And we are able to rejoice every day, even if it’s just the beauty of the hoar frost on the branches, the glow of the world in purples and whites in twilight, the realization that soon, Christ is reborn in our lives, in our hearts, in our liturgy, and we are able to celebrate that love, every day.
We’re told to pray continually. To bring our needs, our fears, our thanks, our faults and our errors before God. We’re told to leave our concerns with God every day, and when we do that, we don’t just pray for our selves, we are able to pray for those whom we know, whom we love, and perhaps even pray for those whom we don’t know or love because they need God’s loving guidance in their lives, as we need it in our lives every day.
We’re able to pray for the loves of our lives, and for the challenges, we’re able to grow when we give our prayer concerns to God, because God’s wisdom will help us find the answers.
At the same time, Paul tell us to give thanks. And we can see this as a function of our prayers, but perhaps we can do this more? Especially at this time of year? We can give thanks that we, or family members travelled safely and reached destinations with no troubles.
We can give thanks that the season has come together, perhaps not how we envisioned it, on this side of Christmas, but perhaps as God has envisioned.
We can give thanks that we have another day to rejoice and to pray, and to adhere to every good gift from God. We can give thanks that we have given our burdens into God’s keeping and that we grow when God answers our prayers, even when those prayers aren’t answered in ways we would naturally expect.
We are able to give thanks for all those in our lives, from those we love unconditionally, to those who get under our skins, because they help us to grow, and to rely upon Christ for our daily needs.
I’m not saying we need a ‘Griswold’s family Christmas’ experience to remind us of how joy comes into our lives, even if its through the back door, but at the same time, we can seek out the joy in the same way we choose the spices and ingredients with which we cook or bake.
We can choose the positive, we can choose the laughter, we can choose to rejoice in the same way we choose the ginger, and the allspice, the cloves and the cinnamon for the baking.
We can choose the thyme, the sage, the oregano for the soups and stews.
We can create the old family recipes that bring a smile of memory to our faces, as our hearts remember those who contributed those recipes at family gatherings in the past.
The point is we can choose. Both Paul and Mary, today, show us joy in our lives, and encourage us to emulate that in our day to day actions. But it is a choice that we make, every day.
I remember one person who, for a year, made the commitment to be happy, every day. In her life, every day, she committed herself to being happy, to showing joy in the world around us, and for the year of that experiment, a habit that she chose to use to define her life, she has become a happier individual, fulfilling all that Paul tells us today.
But in all of this we are fulfilling what Paul has directed us to do in his letter to the Thessalonians.
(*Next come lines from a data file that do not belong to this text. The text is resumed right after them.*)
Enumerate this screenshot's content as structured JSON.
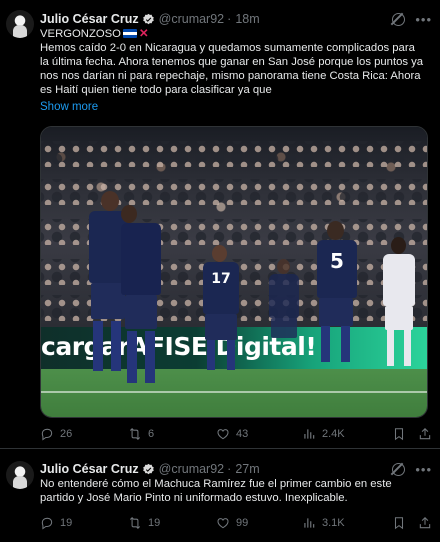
{
  "tweets": [
    {
      "author_name": "Julio César Cruz",
      "handle": "@crumar92",
      "separator": "·",
      "time": "18m",
      "lines": [
        "VERGONZOSO",
        "Hemos caído 2-0 en Nicaragua y quedamos sumamente complicados para",
        "la última fecha. Ahora tenemos que ganar en San José porque los puntos ya",
        "nos nos darían ni para repechaje, mismo panorama tiene Costa Rica: Ahora",
        "es Haití quien tiene todo para clasificar ya que"
      ],
      "show_more": "Show more",
      "photo": {
        "banner_prefix": "cargar",
        "banner_text": "AFISE Digital!",
        "jersey_numbers": [
          "17",
          "5"
        ]
      },
      "stats": {
        "replies": "26",
        "retweets": "6",
        "likes": "43",
        "views": "2.4K"
      }
    },
    {
      "author_name": "Julio César Cruz",
      "handle": "@crumar92",
      "separator": "·",
      "time": "27m",
      "lines": [
        "No entenderé cómo el Machuca Ramírez fue el primer cambio en este",
        "partido y José Mario Pinto ni uniformado estuvo. Inexplicable."
      ],
      "stats": {
        "replies": "19",
        "retweets": "19",
        "likes": "99",
        "views": "3.1K"
      }
    }
  ],
  "colors": {
    "background": "#000000",
    "text": "#e7e9ea",
    "muted": "#71767b",
    "link": "#1d9bf0",
    "verified_badge": "#d9d9d9",
    "x_mark": "#e0245e"
  },
  "icons": [
    "verified-icon",
    "grok-icon",
    "more-icon",
    "reply-icon",
    "retweet-icon",
    "like-icon",
    "views-icon",
    "bookmark-icon",
    "share-icon",
    "flag-icon",
    "cross-mark-icon"
  ]
}
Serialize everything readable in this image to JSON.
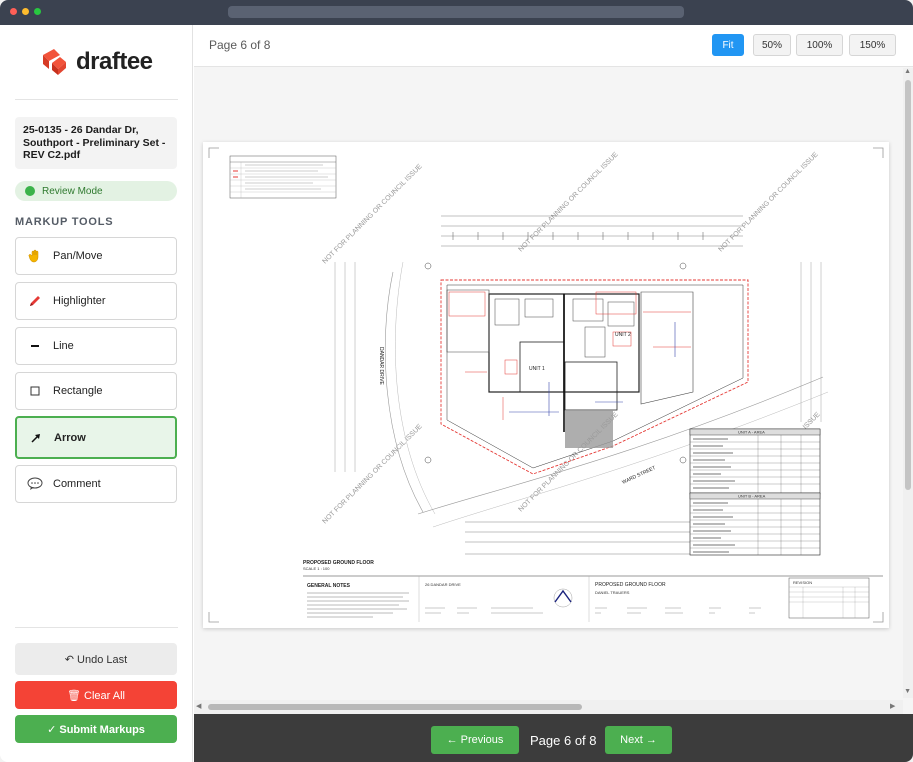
{
  "brand": {
    "name": "draftee"
  },
  "file": {
    "name": "25-0135 - 26 Dandar Dr, Southport - Preliminary Set - REV C2.pdf"
  },
  "mode": {
    "label": "Review Mode",
    "color": "#3bb34a"
  },
  "tools": {
    "title": "MARKUP TOOLS",
    "items": [
      {
        "label": "Pan/Move",
        "icon": "hand-icon",
        "active": false
      },
      {
        "label": "Highlighter",
        "icon": "highlighter-pen-icon",
        "active": false
      },
      {
        "label": "Line",
        "icon": "line-icon",
        "active": false
      },
      {
        "label": "Rectangle",
        "icon": "square-icon",
        "active": false
      },
      {
        "label": "Arrow",
        "icon": "arrow-icon",
        "active": true
      },
      {
        "label": "Comment",
        "icon": "speech-bubble-icon",
        "active": false
      }
    ]
  },
  "actions": {
    "undo": "↶ Undo Last",
    "clear": "🗑 Clear All",
    "submit": "✓ Submit Markups"
  },
  "toolbar": {
    "page_label": "Page 6 of 8",
    "zoom": [
      {
        "label": "Fit",
        "active": true
      },
      {
        "label": "50%",
        "active": false
      },
      {
        "label": "100%",
        "active": false
      },
      {
        "label": "150%",
        "active": false
      }
    ]
  },
  "drawing": {
    "watermark": "NOT FOR PLANNING OR COUNCIL ISSUE",
    "street_left": "DANDAR DRIVE",
    "street_bottom": "WARD STREET",
    "unit1": "UNIT 1",
    "unit2": "UNIT 2",
    "plan_title": "PROPOSED GROUND FLOOR",
    "scale": "SCALE 1 : 100",
    "notes_title": "GENERAL NOTES",
    "address": "26 DANDAR DRIVE",
    "sheet_title": "PROPOSED GROUND FLOOR",
    "client": "DANIEL TRAUERS",
    "table_a": "UNIT A - AREA",
    "table_b": "UNIT B - AREA",
    "revision": "REVISION"
  },
  "pagination": {
    "prev": "← Previous",
    "label": "Page 6 of 8",
    "next": "Next →"
  },
  "colors": {
    "accent": "#4caf50",
    "danger": "#f44336",
    "zoom_active": "#2196f3"
  }
}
We’re fulfilling Mary’s song in the canticle that is read today, in preparation for the arrival of the Christ child in our lives, in our hearts, in our reality.
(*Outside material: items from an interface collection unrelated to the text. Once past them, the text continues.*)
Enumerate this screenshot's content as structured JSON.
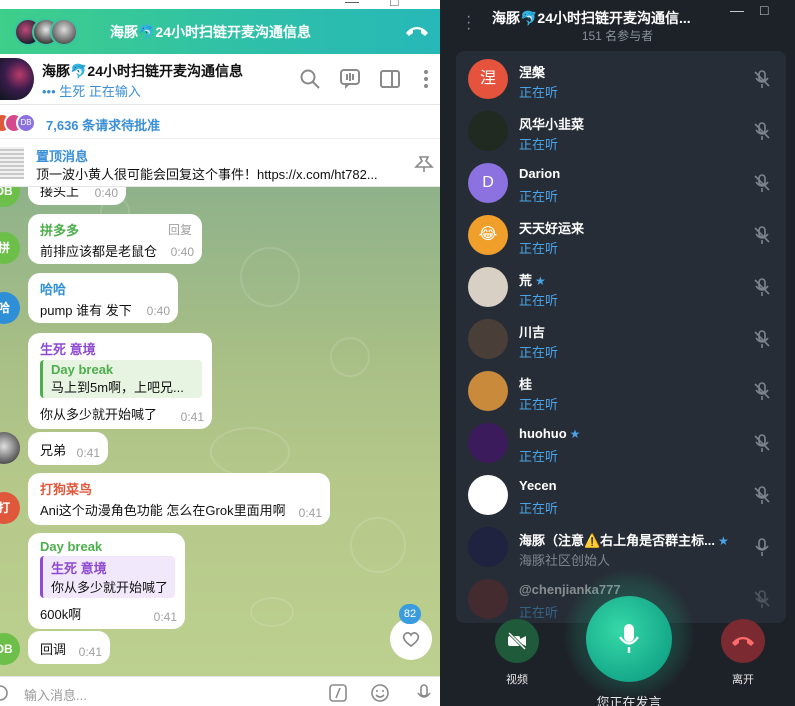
{
  "chat": {
    "call_bar": {
      "title": "海豚🐬24小时扫链开麦沟通信息"
    },
    "header": {
      "name": "海豚🐬24小时扫链开麦沟通信息",
      "status": "••• 生死 正在输入"
    },
    "requests": {
      "text": "7,636 条请求待批准",
      "mini_avatar_label": "DB"
    },
    "pinned": {
      "label": "置顶消息",
      "message": "顶一波小黄人很可能会回复这个事件！https://x.com/ht782..."
    },
    "messages": [
      {
        "avatar": "DB",
        "sender": "",
        "text": "接头上",
        "time": "0:40"
      },
      {
        "avatar": "拼",
        "sender": "拼多多",
        "sender_color": "#4cae4c",
        "text": "前排应该都是老鼠仓",
        "time": "0:40",
        "extra": "回复"
      },
      {
        "avatar": "哈",
        "sender": "哈哈",
        "sender_color": "#2f8fd6",
        "text": "pump 谁有 发下",
        "time": "0:40"
      },
      {
        "avatar": "",
        "sender": "生死 意境",
        "sender_color": "#8e4bd2",
        "reply_sender": "Day break",
        "reply_text": "马上到5m啊，上吧兄...",
        "text": "你从多少就开始喊了",
        "time": "0:41"
      },
      {
        "avatar": "",
        "sender": "",
        "text": "兄弟",
        "time": "0:41"
      },
      {
        "avatar": "打",
        "sender": "打狗菜鸟",
        "sender_color": "#e0583c",
        "text": "Ani这个动漫角色功能 怎么在Grok里面用啊",
        "time": "0:41"
      },
      {
        "avatar": "",
        "sender": "Day break",
        "sender_color": "#4cae4c",
        "reply_sender": "生死 意境",
        "reply_text": "你从多少就开始喊了",
        "text": "600k啊",
        "time": "0:41"
      },
      {
        "avatar": "DB",
        "sender": "",
        "text": "回调",
        "time": "0:41"
      }
    ],
    "unread_badge": "82",
    "input": {
      "placeholder": "输入消息..."
    }
  },
  "voice": {
    "title": "海豚🐬24小时扫链开麦沟通信...",
    "subtitle": "151 名参与者",
    "participants": [
      {
        "name": "涅槃",
        "status": "正在听",
        "avatar": "涅",
        "color": "#e5533c",
        "star": false
      },
      {
        "name": "风华小韭菜",
        "status": "正在听",
        "avatar": "",
        "color": "#202a20",
        "star": false
      },
      {
        "name": "Darion",
        "status": "正在听",
        "avatar": "D",
        "color": "#8b72e0",
        "star": false
      },
      {
        "name": "天天好运来",
        "status": "正在听",
        "avatar": "😂",
        "color": "#f0a02a",
        "star": false
      },
      {
        "name": "荒",
        "status": "正在听",
        "avatar": "",
        "color": "#d8d0c4",
        "star": true
      },
      {
        "name": "川吉",
        "status": "正在听",
        "avatar": "",
        "color": "#4a3f38",
        "star": false
      },
      {
        "name": "桂",
        "status": "正在听",
        "avatar": "",
        "color": "#c98a3c",
        "star": false
      },
      {
        "name": "huohuo",
        "status": "正在听",
        "avatar": "",
        "color": "#3b1b5c",
        "star": true
      },
      {
        "name": "Yecen",
        "status": "正在听",
        "avatar": "",
        "color": "#ffffff",
        "star": false
      },
      {
        "name": "海豚（注意⚠️右上角是否群主标...",
        "status": "海豚社区创始人",
        "avatar": "",
        "color": "#1f2340",
        "star": true
      },
      {
        "name": "@chenjianka777",
        "status": "正在听",
        "avatar": "",
        "color": "#6a2a2a",
        "star": false
      }
    ],
    "controls": {
      "video_label": "视频",
      "leave_label": "离开",
      "speaking_label": "您正在发言"
    },
    "colors": {
      "accent": "#4aa3e6",
      "mic_green": "#1fc78f",
      "leave_red": "#c4373f"
    }
  }
}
So, we have the choice. We are able to follow Paul’s instructions, Paul’s directive, and do it with more joy than a parent telling us, unrepentant miscreants to apologize to an equally unrepentant sibling, making this a command that is difficult to fulfill and wrenching to our hearts and lives.
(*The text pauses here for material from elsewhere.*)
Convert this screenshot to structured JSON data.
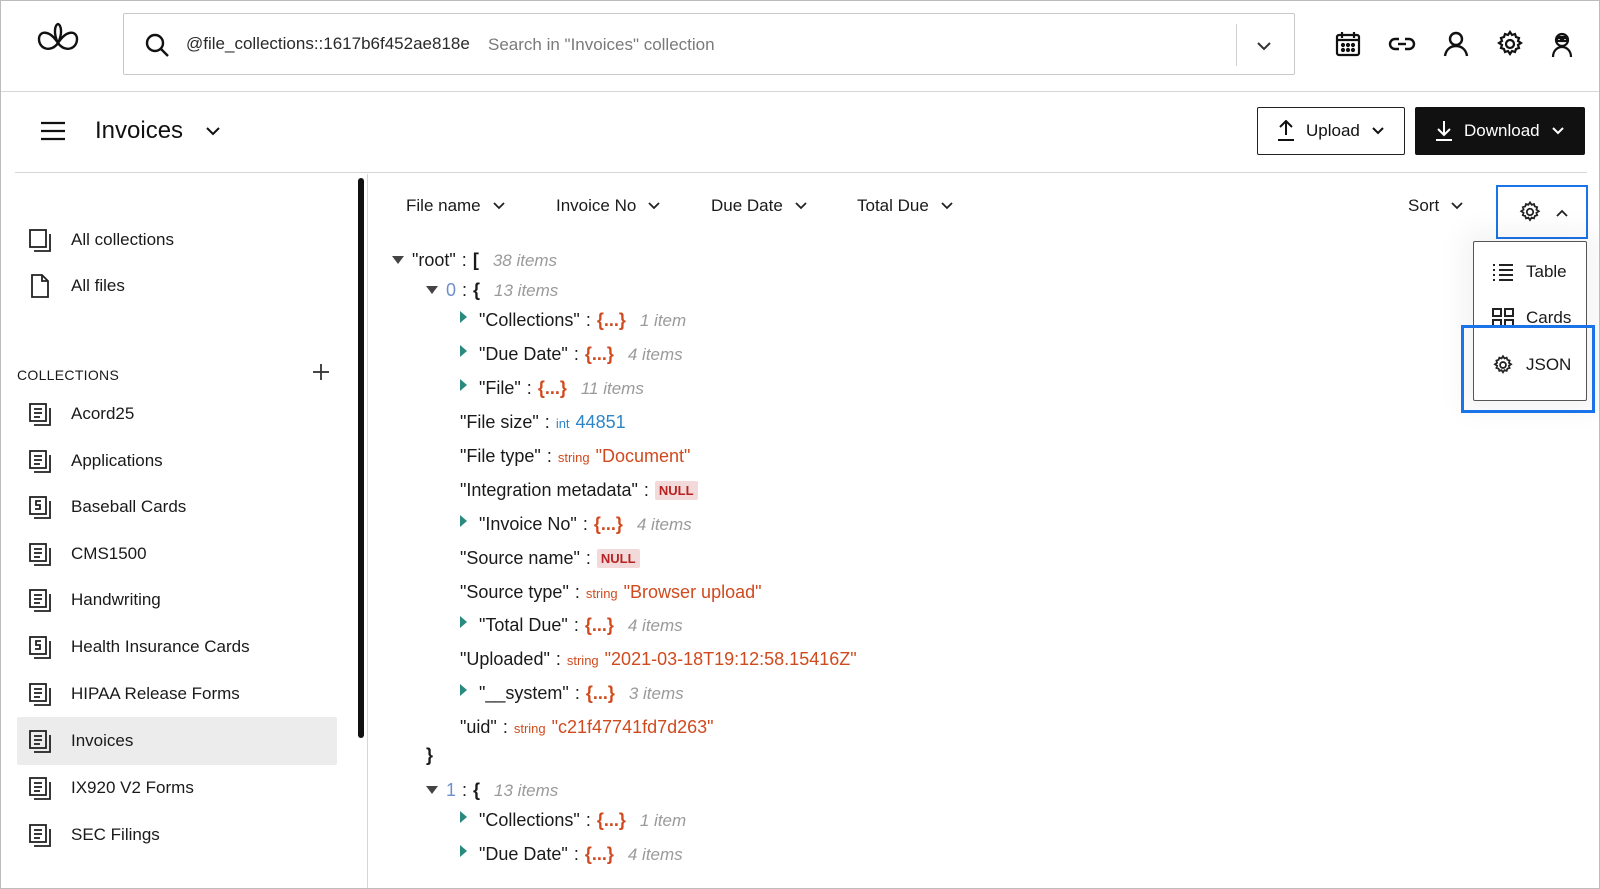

Or we can follow Paul’s instructions, Paul’s directive and embrace his words, his teachings. We can see where they mesh with Jesus love, teachings, words, and we can grow in our understanding of the depths of God’s love for all of humanity when Jesus comes into the world to teach us to love, to teach us to live in the grace that comes from God, and has the ability to change our lives, our hearts, not just at this harried time of year, but every day of our lives.